### [REQUIRED ACTION]
Establish the number of lines below that contain the string "this". State that number alone.

------------------------------

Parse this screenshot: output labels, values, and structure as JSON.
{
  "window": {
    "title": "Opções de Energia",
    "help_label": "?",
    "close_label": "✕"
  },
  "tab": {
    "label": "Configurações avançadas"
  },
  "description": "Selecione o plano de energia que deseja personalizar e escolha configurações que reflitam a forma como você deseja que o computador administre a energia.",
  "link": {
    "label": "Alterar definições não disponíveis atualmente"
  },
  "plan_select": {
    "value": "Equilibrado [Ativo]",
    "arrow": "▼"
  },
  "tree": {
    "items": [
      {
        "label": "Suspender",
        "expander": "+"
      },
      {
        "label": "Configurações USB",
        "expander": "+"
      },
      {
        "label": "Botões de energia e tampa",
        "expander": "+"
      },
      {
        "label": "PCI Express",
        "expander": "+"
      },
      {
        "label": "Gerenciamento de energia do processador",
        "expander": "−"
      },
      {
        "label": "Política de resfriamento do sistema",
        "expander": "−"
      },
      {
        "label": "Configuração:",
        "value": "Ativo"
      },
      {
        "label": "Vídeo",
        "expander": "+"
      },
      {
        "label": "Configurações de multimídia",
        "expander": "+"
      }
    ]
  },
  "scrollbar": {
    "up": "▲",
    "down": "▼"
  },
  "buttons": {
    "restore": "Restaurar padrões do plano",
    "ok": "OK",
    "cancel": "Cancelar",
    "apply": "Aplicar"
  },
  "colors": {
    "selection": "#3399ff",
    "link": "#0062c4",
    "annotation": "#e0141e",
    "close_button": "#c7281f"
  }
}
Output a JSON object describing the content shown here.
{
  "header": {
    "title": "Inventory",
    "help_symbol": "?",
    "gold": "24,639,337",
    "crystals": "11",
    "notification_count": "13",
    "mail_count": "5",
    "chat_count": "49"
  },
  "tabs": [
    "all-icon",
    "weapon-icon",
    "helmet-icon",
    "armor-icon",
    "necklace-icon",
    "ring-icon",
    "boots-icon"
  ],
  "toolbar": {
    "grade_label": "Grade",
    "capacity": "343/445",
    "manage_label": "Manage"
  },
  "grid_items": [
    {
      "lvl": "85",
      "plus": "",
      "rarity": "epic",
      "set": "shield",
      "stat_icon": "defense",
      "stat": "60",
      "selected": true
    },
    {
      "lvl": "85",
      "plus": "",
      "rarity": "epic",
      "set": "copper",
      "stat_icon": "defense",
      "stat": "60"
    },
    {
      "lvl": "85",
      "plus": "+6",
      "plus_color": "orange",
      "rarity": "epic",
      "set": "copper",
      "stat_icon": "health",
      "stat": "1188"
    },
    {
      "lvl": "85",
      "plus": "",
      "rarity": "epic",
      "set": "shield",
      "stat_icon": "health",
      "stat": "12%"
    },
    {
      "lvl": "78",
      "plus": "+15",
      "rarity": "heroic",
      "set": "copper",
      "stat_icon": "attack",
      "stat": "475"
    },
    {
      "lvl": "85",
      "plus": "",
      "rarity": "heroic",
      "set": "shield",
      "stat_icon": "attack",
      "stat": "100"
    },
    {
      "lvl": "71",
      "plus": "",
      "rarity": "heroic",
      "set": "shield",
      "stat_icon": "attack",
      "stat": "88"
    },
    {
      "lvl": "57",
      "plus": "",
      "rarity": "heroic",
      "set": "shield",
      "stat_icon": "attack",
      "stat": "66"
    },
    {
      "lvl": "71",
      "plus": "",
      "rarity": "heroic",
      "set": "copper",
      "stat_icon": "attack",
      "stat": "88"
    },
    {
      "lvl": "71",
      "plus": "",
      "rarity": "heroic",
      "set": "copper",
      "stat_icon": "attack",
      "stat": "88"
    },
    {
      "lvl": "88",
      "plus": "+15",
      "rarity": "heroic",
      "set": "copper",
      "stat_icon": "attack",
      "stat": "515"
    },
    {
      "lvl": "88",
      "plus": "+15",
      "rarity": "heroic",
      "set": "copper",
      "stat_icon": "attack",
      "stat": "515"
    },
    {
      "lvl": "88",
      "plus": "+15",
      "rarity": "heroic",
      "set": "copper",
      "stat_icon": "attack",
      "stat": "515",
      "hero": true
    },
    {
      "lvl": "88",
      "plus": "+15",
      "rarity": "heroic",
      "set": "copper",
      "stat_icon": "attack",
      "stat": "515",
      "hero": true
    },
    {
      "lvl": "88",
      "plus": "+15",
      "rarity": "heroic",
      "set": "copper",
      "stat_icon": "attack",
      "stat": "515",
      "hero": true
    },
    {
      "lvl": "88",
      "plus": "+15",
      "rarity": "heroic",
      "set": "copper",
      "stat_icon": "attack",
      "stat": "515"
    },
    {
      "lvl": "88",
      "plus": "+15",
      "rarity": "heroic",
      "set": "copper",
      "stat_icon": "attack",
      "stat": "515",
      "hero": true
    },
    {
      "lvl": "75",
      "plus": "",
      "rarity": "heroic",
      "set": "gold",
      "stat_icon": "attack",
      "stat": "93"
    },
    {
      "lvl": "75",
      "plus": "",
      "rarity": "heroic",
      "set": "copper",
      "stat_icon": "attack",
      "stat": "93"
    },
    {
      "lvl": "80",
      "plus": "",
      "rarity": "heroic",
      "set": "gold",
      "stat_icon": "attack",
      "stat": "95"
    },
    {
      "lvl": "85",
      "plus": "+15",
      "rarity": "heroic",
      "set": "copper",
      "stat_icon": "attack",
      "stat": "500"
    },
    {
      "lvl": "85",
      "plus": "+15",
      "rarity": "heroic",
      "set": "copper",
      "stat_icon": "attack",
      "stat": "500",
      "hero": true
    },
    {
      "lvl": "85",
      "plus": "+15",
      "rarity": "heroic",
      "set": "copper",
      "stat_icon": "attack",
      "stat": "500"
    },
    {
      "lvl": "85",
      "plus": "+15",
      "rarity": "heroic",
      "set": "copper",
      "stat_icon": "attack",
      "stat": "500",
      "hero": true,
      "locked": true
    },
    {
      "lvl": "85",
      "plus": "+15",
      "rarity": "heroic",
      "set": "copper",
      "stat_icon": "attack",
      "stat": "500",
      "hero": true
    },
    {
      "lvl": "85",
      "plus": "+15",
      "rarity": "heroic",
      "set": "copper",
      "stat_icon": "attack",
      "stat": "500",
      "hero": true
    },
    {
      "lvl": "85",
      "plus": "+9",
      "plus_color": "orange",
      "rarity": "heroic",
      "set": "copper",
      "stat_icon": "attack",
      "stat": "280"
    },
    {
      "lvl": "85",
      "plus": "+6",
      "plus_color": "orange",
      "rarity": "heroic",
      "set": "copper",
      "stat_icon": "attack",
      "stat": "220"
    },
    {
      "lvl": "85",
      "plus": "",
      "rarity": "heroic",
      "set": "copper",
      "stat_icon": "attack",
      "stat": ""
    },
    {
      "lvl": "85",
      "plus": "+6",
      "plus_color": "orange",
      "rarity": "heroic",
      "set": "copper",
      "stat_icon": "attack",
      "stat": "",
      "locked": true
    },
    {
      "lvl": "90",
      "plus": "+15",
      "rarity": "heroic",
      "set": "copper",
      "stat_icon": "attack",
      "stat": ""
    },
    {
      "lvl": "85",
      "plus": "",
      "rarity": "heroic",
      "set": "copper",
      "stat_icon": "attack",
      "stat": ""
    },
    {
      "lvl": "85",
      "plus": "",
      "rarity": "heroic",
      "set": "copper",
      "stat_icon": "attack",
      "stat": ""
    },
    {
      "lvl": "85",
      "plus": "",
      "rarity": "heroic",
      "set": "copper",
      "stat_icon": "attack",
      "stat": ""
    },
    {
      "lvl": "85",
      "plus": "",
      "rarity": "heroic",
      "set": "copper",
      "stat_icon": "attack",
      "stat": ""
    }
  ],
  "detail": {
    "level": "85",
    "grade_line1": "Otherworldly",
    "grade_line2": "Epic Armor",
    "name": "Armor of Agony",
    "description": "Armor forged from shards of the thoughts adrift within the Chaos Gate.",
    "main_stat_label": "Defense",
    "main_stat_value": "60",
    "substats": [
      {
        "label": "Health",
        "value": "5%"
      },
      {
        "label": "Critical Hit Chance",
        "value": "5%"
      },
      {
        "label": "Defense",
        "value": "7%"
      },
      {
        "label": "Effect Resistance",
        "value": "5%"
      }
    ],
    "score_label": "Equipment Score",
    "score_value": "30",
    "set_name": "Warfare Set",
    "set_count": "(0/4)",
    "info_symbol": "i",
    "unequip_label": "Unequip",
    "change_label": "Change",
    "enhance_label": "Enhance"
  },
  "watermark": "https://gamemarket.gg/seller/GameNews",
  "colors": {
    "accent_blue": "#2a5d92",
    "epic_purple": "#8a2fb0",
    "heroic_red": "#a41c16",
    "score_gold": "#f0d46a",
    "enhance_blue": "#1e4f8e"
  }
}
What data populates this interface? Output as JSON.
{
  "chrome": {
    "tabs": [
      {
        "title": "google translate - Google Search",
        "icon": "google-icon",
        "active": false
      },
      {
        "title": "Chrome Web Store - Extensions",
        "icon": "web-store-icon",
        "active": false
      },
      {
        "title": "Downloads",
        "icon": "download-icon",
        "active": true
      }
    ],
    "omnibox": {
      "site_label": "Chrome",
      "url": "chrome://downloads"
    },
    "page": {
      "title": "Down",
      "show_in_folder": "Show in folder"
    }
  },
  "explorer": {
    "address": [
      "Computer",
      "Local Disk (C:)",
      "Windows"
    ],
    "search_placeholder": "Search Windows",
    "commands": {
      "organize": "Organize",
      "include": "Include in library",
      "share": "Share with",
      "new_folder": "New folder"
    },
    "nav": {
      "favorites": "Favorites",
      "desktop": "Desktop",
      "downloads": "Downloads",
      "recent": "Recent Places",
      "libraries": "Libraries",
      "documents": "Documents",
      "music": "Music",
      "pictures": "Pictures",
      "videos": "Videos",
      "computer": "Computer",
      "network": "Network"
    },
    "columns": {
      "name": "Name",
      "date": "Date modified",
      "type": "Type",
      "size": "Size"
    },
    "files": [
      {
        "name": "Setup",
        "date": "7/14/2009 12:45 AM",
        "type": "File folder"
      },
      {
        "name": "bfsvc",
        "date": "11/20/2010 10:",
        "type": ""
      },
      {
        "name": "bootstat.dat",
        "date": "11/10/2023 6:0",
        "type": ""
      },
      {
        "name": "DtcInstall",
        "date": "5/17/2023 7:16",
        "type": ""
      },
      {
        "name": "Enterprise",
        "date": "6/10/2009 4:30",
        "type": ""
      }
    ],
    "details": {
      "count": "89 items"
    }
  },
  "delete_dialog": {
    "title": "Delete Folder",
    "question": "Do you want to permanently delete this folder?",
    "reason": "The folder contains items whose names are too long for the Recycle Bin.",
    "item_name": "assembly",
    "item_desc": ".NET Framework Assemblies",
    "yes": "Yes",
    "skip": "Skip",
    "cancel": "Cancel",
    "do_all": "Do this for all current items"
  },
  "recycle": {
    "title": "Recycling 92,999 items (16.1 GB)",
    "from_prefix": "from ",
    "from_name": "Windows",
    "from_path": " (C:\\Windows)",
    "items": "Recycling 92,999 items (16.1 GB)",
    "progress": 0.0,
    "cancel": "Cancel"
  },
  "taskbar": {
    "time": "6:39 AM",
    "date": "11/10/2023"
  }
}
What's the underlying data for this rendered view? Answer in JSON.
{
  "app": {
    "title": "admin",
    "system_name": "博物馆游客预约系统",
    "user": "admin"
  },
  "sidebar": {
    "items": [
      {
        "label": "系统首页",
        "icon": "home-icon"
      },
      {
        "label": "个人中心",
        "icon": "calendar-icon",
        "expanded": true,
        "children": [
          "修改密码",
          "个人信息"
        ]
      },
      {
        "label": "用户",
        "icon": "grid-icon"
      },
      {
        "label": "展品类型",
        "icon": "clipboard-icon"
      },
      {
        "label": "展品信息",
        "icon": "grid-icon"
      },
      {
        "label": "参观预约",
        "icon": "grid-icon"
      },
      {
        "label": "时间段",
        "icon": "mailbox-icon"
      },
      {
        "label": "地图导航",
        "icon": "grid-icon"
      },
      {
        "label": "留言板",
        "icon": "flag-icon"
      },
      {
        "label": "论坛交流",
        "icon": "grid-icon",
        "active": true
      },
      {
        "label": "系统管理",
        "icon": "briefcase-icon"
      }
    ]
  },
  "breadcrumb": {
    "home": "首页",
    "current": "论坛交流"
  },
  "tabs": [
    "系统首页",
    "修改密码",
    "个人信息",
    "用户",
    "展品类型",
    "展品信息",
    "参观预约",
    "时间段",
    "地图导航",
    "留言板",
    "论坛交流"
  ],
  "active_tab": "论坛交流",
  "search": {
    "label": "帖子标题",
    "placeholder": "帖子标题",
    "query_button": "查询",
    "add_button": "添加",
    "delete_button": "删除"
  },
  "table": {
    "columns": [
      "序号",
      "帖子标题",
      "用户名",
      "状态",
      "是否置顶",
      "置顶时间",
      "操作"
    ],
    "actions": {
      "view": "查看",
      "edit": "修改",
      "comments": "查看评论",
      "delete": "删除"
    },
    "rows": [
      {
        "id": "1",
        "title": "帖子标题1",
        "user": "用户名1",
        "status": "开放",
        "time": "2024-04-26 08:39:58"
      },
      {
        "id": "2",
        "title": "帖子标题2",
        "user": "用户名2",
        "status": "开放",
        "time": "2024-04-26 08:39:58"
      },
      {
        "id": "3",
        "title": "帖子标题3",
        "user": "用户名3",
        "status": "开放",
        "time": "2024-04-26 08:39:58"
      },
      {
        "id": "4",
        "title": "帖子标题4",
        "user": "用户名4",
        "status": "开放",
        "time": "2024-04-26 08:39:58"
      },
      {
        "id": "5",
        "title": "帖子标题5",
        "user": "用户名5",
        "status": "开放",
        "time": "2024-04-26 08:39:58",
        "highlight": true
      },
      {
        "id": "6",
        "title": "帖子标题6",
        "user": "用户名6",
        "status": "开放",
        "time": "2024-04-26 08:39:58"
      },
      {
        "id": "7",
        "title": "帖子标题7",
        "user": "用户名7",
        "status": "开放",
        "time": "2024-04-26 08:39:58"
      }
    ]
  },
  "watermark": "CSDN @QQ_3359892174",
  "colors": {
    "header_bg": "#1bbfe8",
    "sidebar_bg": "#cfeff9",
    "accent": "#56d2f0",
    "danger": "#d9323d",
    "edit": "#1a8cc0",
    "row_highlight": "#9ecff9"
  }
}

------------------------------

### [PROBLEM SOLUTION]
5